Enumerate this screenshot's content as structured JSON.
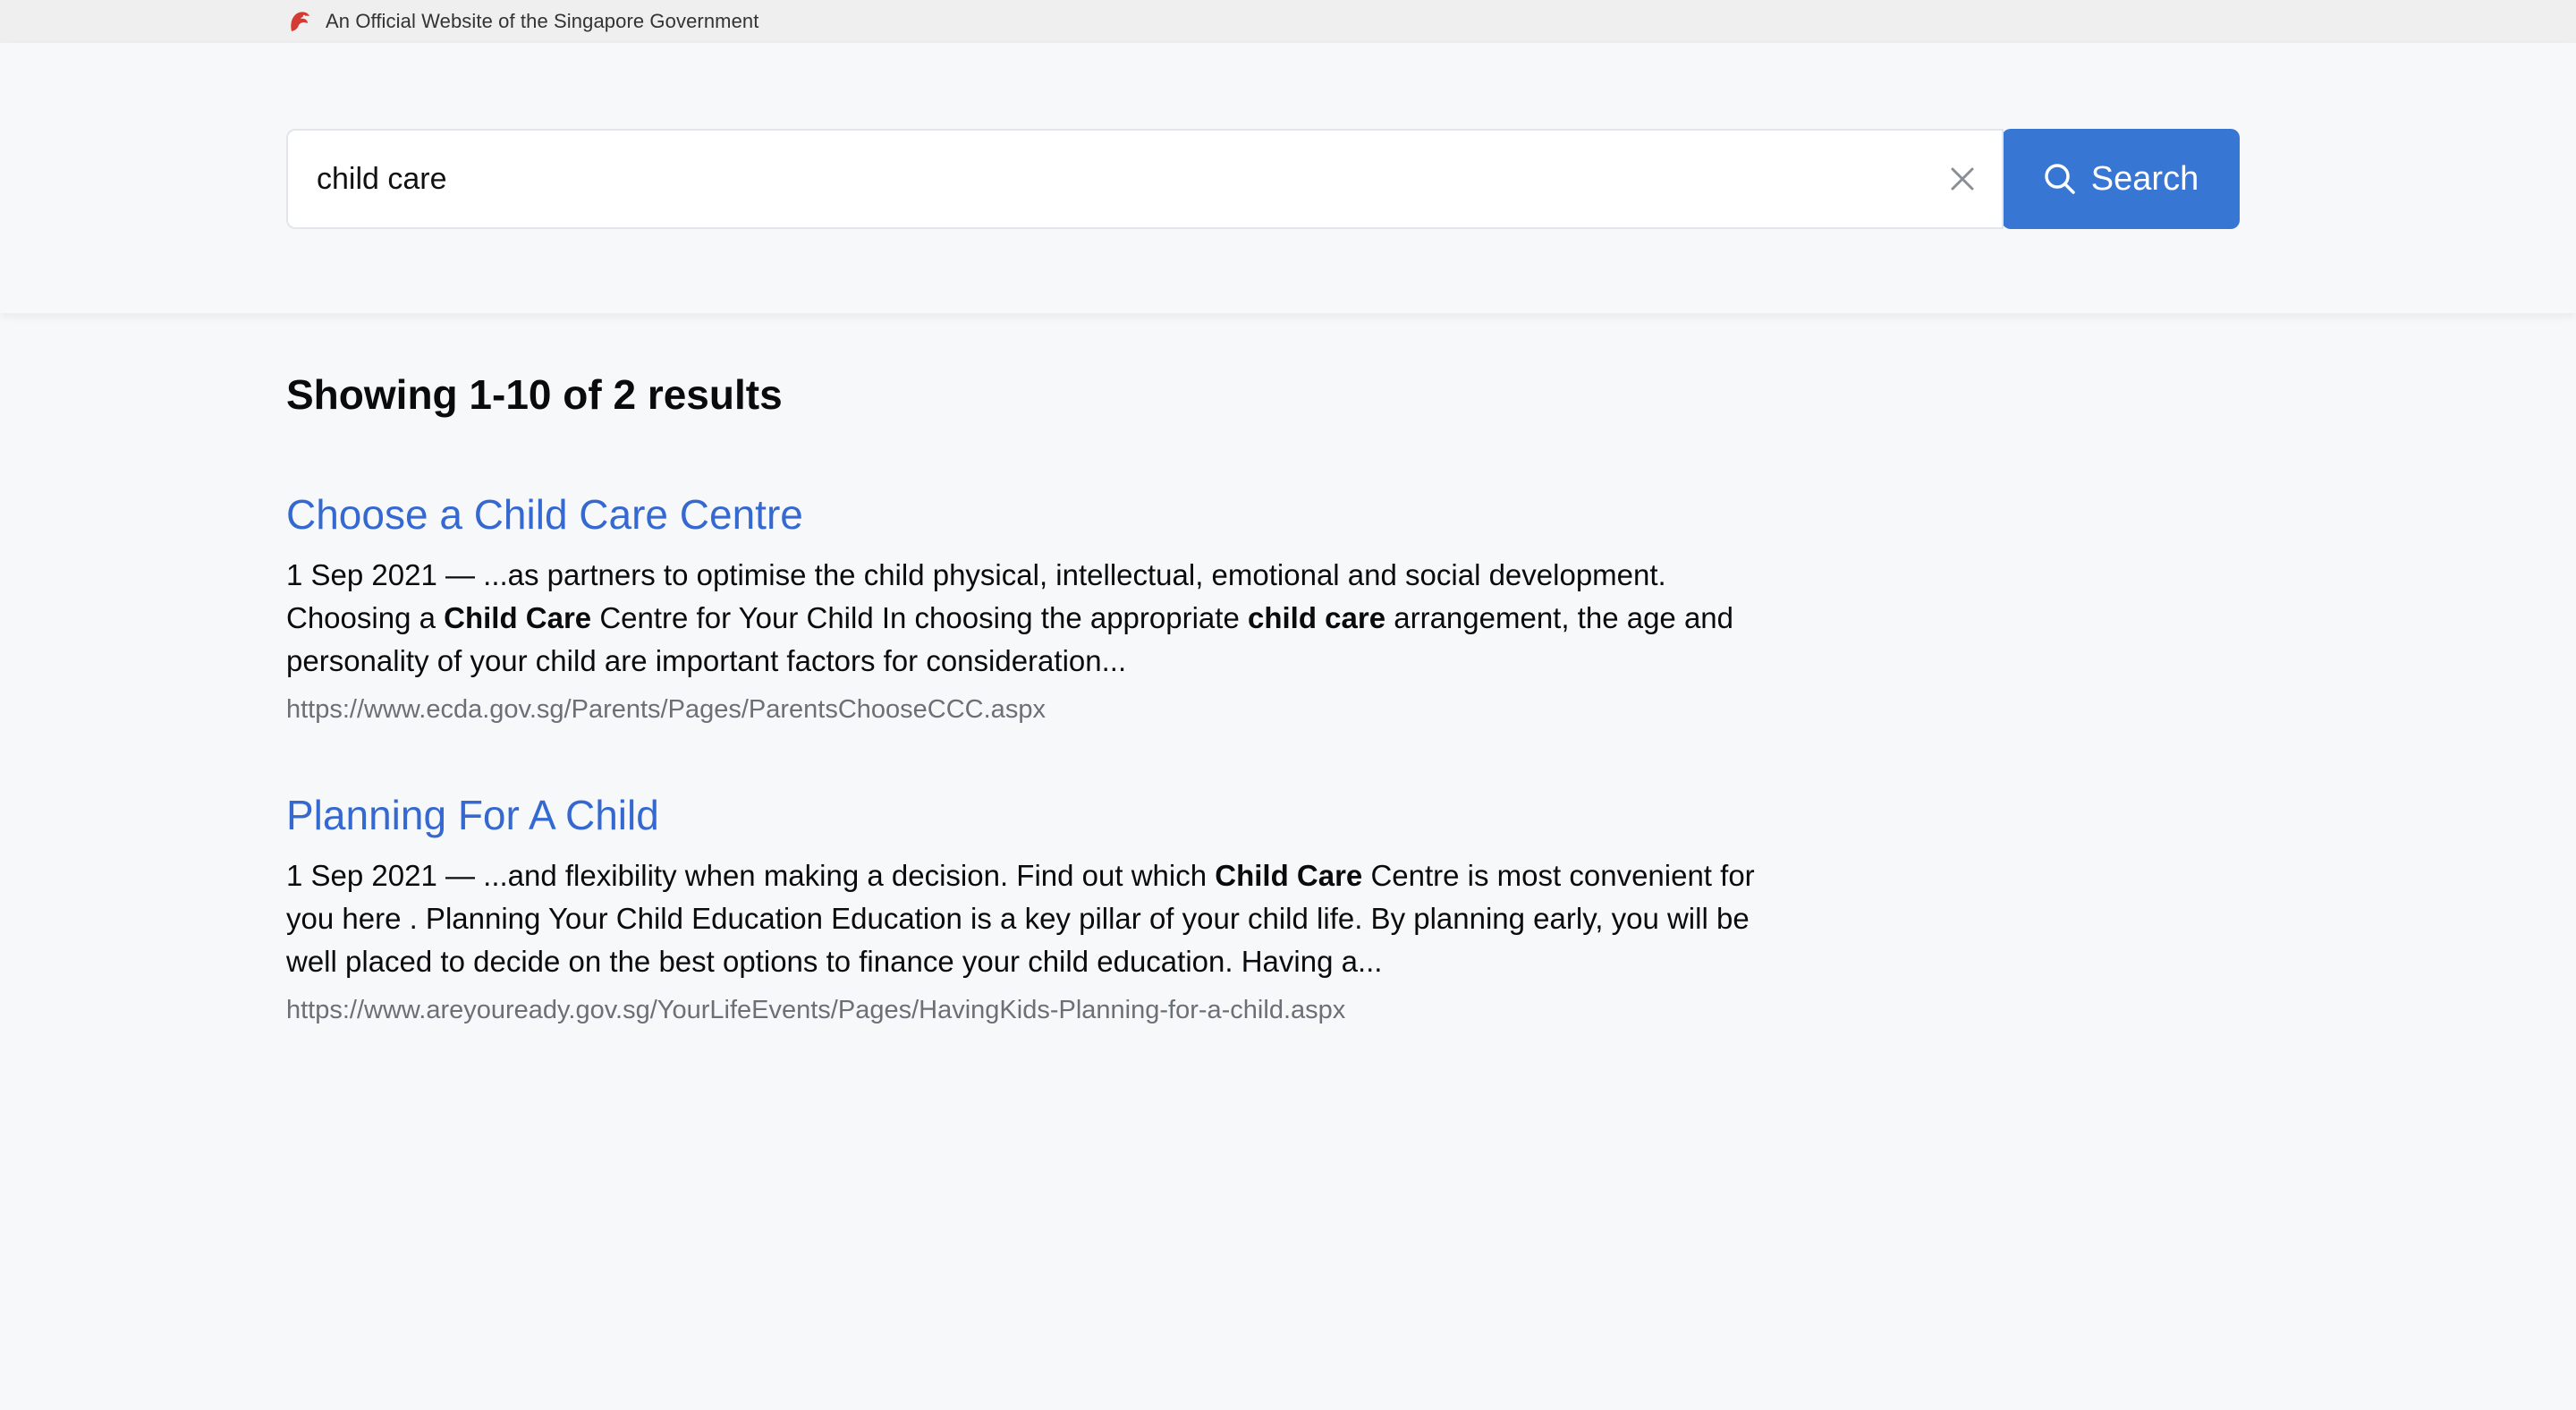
{
  "masthead": {
    "text": "An Official Website of the Singapore Government",
    "icon": "singapore-lion-head-icon",
    "icon_color": "#d43b35"
  },
  "search": {
    "value": "child care",
    "placeholder": "",
    "button_label": "Search",
    "button_color": "#3876d4"
  },
  "results": {
    "summary": "Showing 1-10 of 2 results",
    "items": [
      {
        "title": "Choose a Child Care Centre",
        "snippet_parts": [
          {
            "text": "1 Sep 2021 — ...as partners to optimise the child physical, intellectual, emotional and social development. Choosing a ",
            "bold": false
          },
          {
            "text": "Child Care",
            "bold": true
          },
          {
            "text": " Centre for Your Child In choosing the appropriate ",
            "bold": false
          },
          {
            "text": "child care",
            "bold": true
          },
          {
            "text": " arrangement, the age and personality of your child are important factors for consideration...",
            "bold": false
          }
        ],
        "url": "https://www.ecda.gov.sg/Parents/Pages/ParentsChooseCCC.aspx"
      },
      {
        "title": "Planning For A Child",
        "snippet_parts": [
          {
            "text": "1 Sep 2021 — ...and flexibility when making a decision. Find out which ",
            "bold": false
          },
          {
            "text": "Child Care",
            "bold": true
          },
          {
            "text": " Centre is most convenient for you here . Planning Your Child Education Education is a key pillar of your child life. By planning early, you will be well placed to decide on the best options to finance your child education. Having a...",
            "bold": false
          }
        ],
        "url": "https://www.areyouready.gov.sg/YourLifeEvents/Pages/HavingKids-Planning-for-a-child.aspx"
      }
    ]
  },
  "colors": {
    "link": "#3569d1",
    "url_gray": "#6b6f76",
    "background": "#f7f8fa"
  }
}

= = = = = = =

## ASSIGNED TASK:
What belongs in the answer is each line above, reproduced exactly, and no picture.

## COMPLETED TASK:
Enumerate this screenshot's content as structured JSON.
{
  "masthead": {
    "text": "An Official Website of the Singapore Government",
    "icon": "singapore-lion-head-icon",
    "icon_color": "#d43b35"
  },
  "search": {
    "value": "child care",
    "placeholder": "",
    "button_label": "Search",
    "button_color": "#3876d4"
  },
  "results": {
    "summary": "Showing 1-10 of 2 results",
    "items": [
      {
        "title": "Choose a Child Care Centre",
        "snippet_parts": [
          {
            "text": "1 Sep 2021 — ...as partners to optimise the child physical, intellectual, emotional and social development. Choosing a ",
            "bold": false
          },
          {
            "text": "Child Care",
            "bold": true
          },
          {
            "text": " Centre for Your Child In choosing the appropriate ",
            "bold": false
          },
          {
            "text": "child care",
            "bold": true
          },
          {
            "text": " arrangement, the age and personality of your child are important factors for consideration...",
            "bold": false
          }
        ],
        "url": "https://www.ecda.gov.sg/Parents/Pages/ParentsChooseCCC.aspx"
      },
      {
        "title": "Planning For A Child",
        "snippet_parts": [
          {
            "text": "1 Sep 2021 — ...and flexibility when making a decision. Find out which ",
            "bold": false
          },
          {
            "text": "Child Care",
            "bold": true
          },
          {
            "text": " Centre is most convenient for you here . Planning Your Child Education Education is a key pillar of your child life. By planning early, you will be well placed to decide on the best options to finance your child education. Having a...",
            "bold": false
          }
        ],
        "url": "https://www.areyouready.gov.sg/YourLifeEvents/Pages/HavingKids-Planning-for-a-child.aspx"
      }
    ]
  },
  "colors": {
    "link": "#3569d1",
    "url_gray": "#6b6f76",
    "background": "#f7f8fa"
  }
}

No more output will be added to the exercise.